Editor’s note: In December 2010, Anna Karvellas and her team launched the William Steinway Diary Web site, the first online edition of all 2,500 pages of Steinway’s diary written during one of the most dynamic periods in American history. The related exhibition, A Gateway to the 19th Century: The William Steinway Diary: 1861–1896, is on view in the museum’s Albert H. Small Documents Gallery through April 8, 2011.
“Dear Ms. Karvellas—Welcome to the wonderful world of William Steinway,” the letter began . . .
I was a few weeks into my position as Managing Editor of the William Steinway Diary Project, for which I had left my rent-stabilized apartment, something that any New Yorker knows signified the seriousness of my intent. 30-83 29th Street, third floor—where it began, when I moved to Astoria in 1997 and first began to think about its past.
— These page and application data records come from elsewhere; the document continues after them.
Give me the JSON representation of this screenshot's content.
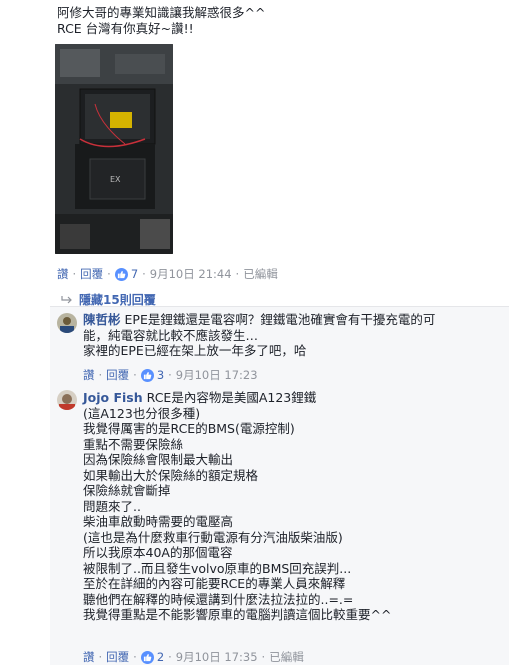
{
  "post": {
    "lines": [
      "阿修大哥的專業知識讓我解惑很多^^",
      "RCE 台灣有你真好~讚!!"
    ],
    "actions": {
      "like": "讚",
      "reply": "回覆",
      "likes": "7",
      "time": "9月10日 21:44",
      "edited": "已編輯"
    }
  },
  "hidden_replies": {
    "label": "隱藏15則回覆"
  },
  "replies": [
    {
      "author": "陳哲彬",
      "lines": [
        "EPE是鋰鐵還是電容啊？鋰鐵電池確實會有干擾充電的可",
        "能，純電容就比較不應該發生…",
        "家裡的EPE已經在架上放一年多了吧，哈"
      ],
      "actions": {
        "like": "讚",
        "reply": "回覆",
        "likes": "3",
        "time": "9月10日 17:23"
      }
    },
    {
      "author": "Jojo Fish",
      "lines": [
        "RCE是內容物是美國A123鋰鐵",
        "(這A123也分很多種)",
        "我覺得厲害的是RCE的BMS(電源控制)",
        "重點不需要保險絲",
        "因為保險絲會限制最大輸出",
        "如果輸出大於保險絲的額定規格",
        "保險絲就會斷掉",
        "問題來了..",
        "柴油車啟動時需要的電壓高",
        "(這也是為什麼救車行動電源有分汽油版柴油版)",
        "所以我原本40A的那個電容",
        "被限制了..而且發生volvo原車的BMS回充誤判...",
        "至於在詳細的內容可能要RCE的專業人員來解釋",
        "聽他們在解釋的時候還講到什麼法拉法拉的..=.=",
        "我覺得重點是不能影響原車的電腦判讀這個比較重要^^"
      ],
      "actions": {
        "like": "讚",
        "reply": "回覆",
        "likes": "2",
        "time": "9月10日 17:35",
        "edited": "已編輯"
      }
    }
  ],
  "colors": {
    "link": "#4267b2",
    "author": "#365899",
    "meta": "#90949c",
    "like_badge": "#5890ff",
    "reply_bg": "#f6f7f9"
  },
  "icons": {
    "like": "thumbs-up-icon",
    "reply": "reply-arrow-icon"
  }
}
“No matter how long you have been here, you are a New Yorker the first time you say, That used to be Munsey’s, or That used to be the Tic Toc Lounge,” Colson Whitehead wrote in The Colossus of New York (2003). “You are a New Yorker when what was there before is more real and solid than what is here now.”
Those who have spent time in New York will recognize the wisdom of Whitehead’s words, as I did, as I walked—literally walked—each block of Astoria, past St. George’s old stones, down 12th Street, along Welling Court, towards the Riker place. Astoria vibrated: in the dignity of the wood and granite houses that stood amid newer construction, in the robust wisteria climbing up the Steinway Mansion’s worn columns, in the competing whirlpools of still-treacherous Hell Gate as it moved towards the Long Island Sound. Astoria resonated, especially to me, to those listening for the pulse of William Steinway’s factory, his carefully graded streets, and his brick housing continuing to shelter lives new to this country. Its beat kept time so completely with my heart that it now feels inevitable that I would soon begin researching Astoria and William Steinway’s lasting imprint upon it.
Astoria, NY. (Left) Steinway Mansion exterior, 2000. Photograph by Anna Karvellas. (Right) William Steinway and his family at the Steinway Mansion, 1881. Photographer unknown. Courtesy of Henry Z. Steinway Archive.
“You realize the irony: You are leaving Astoria to write about it,” said my friend Christine, as I packed for the move. Sometimes, though, things feel meant to be, as I would later tell the author of the “World of William Steinway” letter: William’s grandson and Diary donor Henry Ziegler Steinway. He, too, had great affection for Astoria, as I quickly learned, and his vivid stories remain highlights of my 3½ years with the Diary Project. My question about Steinway & Sons’ relationship with the nearby Sohmer Piano firm, for example, produced an anecdote about regular commutes from Manhattan to Astoria with the elderly Sohmer. Besides learning just how narrow the Queensboro Bridge trolleys really were, the story provided a lasting image of the Steinway and Sohmer scions parting ways on the far side of the East River, each continuing on to his respective family piano factory.
It’s impossible to fully convey just how thrilling it was to experience Steinway Hall and the Steinway archives with Henry, to hear his straight-talk on things historic and otherwise, including how one mustered the courage to ride the Parachute Jump at the 1939 World’s Fair. His archives were remarkable (in the middle of the parachute story, he turned, leaned to pull open a metal file cabinet, and produced the ticket). On that trip alone, Dena Adams, Hugh Talman, Cynthia Adams Hoover, and I were able to scan more than 200 images, including rare family photographs, maps, and advertising materials such as the Illustrated Pamphlet on the Founding and Development of Steinway, N. Y. that conflated the development of the Steinway part of Astoria with the greater story of Steinway & Sons.
There are some people in life who leave you forever better for having encountered them, no matter how brief or long the time shared; people who enrich your outlook, metaphorically speak your language, and share with you an enthusiasm or mission. Henry Ziegler Steinway was such a person in my life—one of several who came to me through Astoria and the “Wonderful World of William Steinway.”
I invite visitors to the Web site and exhibition to find their own reverberations in the Steinway story. Do you have a connection to the Astoria section of Queens or the Steinway & Sons piano factory? Which aspects of Astoria history most resonate with you?
Anna Karvellas is the Managing Editor of the William Steinway Diary Project at the National Museum of American History.